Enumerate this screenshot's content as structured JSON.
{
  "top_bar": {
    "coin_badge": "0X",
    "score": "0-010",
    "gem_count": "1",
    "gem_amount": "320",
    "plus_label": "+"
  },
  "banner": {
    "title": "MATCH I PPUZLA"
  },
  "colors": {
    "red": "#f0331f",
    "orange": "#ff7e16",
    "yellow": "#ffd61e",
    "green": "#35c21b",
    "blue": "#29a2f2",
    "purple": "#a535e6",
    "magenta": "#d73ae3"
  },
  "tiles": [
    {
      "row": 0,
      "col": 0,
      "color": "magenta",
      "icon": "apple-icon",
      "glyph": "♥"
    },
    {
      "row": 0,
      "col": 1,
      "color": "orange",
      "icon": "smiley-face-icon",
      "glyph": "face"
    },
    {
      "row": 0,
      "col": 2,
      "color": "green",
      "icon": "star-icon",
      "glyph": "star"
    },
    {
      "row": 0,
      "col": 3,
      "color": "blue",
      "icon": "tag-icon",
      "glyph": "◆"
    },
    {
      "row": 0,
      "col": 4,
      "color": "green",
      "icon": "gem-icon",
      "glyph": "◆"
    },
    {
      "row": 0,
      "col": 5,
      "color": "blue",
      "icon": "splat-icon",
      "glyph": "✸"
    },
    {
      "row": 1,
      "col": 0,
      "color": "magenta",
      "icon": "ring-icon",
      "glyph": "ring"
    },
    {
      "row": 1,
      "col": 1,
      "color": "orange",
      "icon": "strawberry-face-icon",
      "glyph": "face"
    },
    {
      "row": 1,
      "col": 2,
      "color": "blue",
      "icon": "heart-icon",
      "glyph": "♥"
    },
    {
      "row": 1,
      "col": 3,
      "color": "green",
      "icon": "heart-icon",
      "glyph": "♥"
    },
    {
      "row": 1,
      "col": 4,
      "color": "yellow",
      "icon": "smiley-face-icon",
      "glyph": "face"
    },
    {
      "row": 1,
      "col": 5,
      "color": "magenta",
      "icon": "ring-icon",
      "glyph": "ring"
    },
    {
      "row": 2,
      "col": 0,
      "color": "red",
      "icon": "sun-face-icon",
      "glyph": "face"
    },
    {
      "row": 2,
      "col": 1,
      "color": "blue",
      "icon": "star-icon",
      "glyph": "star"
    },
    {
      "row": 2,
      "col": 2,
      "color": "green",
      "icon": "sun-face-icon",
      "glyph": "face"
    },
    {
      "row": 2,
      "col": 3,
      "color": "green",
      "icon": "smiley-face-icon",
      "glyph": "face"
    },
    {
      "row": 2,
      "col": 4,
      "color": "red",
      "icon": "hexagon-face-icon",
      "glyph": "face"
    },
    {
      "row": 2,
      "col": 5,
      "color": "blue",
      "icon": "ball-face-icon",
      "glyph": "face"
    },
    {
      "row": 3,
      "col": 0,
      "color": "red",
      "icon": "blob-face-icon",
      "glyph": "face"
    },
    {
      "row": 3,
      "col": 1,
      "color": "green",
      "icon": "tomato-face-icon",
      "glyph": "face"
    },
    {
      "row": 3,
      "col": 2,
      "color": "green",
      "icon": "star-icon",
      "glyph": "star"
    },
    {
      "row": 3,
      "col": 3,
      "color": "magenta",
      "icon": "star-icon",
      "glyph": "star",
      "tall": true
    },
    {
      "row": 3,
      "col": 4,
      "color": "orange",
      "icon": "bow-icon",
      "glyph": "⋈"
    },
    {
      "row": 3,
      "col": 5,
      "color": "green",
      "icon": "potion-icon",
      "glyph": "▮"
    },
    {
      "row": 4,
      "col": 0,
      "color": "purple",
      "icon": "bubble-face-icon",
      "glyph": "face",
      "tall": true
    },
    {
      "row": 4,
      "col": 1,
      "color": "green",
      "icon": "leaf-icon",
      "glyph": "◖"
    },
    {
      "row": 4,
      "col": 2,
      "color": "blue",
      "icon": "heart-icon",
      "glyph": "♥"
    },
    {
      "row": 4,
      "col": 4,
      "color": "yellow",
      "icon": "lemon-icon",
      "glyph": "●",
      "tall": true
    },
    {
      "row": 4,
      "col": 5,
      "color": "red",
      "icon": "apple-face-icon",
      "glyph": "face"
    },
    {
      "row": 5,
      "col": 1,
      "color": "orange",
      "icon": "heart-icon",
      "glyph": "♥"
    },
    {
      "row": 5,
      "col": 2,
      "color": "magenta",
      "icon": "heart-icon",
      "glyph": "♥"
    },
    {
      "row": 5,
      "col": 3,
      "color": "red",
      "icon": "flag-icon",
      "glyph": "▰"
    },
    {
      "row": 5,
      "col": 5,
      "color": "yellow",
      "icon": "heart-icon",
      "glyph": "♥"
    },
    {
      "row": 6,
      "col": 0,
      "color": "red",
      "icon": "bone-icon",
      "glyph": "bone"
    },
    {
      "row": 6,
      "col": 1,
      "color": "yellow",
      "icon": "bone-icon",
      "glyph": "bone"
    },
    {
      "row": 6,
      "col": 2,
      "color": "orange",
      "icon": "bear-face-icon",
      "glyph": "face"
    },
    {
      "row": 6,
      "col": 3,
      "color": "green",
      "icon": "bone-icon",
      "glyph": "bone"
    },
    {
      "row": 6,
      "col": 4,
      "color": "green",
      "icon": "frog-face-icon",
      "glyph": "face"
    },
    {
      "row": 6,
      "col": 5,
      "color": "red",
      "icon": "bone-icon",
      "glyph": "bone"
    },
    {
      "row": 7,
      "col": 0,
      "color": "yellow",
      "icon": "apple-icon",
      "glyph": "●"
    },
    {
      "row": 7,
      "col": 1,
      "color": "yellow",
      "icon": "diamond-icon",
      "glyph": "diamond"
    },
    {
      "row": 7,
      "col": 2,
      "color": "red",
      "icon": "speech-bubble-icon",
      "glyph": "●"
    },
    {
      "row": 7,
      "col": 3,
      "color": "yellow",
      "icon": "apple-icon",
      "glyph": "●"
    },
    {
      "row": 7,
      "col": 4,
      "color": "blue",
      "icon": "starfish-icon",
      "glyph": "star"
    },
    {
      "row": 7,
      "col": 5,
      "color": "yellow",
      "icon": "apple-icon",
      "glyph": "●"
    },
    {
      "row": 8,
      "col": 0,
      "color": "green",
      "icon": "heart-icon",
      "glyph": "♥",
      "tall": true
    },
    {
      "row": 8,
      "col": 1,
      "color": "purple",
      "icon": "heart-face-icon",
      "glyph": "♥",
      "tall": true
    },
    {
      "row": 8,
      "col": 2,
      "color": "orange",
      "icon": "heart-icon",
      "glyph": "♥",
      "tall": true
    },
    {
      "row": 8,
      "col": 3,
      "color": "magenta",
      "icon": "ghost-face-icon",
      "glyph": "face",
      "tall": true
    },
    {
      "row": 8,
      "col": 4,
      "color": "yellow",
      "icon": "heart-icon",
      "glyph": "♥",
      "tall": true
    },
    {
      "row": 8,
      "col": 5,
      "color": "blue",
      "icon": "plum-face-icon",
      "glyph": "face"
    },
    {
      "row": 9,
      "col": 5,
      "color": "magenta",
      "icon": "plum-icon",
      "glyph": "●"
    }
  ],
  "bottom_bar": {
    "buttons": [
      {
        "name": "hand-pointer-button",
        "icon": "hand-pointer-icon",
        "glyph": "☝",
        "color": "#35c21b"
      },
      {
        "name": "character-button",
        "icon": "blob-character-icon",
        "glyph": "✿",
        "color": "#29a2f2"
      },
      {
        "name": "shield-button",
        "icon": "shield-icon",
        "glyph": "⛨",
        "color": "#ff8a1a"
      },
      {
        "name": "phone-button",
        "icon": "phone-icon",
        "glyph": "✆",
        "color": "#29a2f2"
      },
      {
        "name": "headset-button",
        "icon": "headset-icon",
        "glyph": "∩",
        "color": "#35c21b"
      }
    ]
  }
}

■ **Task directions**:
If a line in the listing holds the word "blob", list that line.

■ **Exercise response**:
      "icon": "blob-face-icon",
        "icon": "blob-character-icon",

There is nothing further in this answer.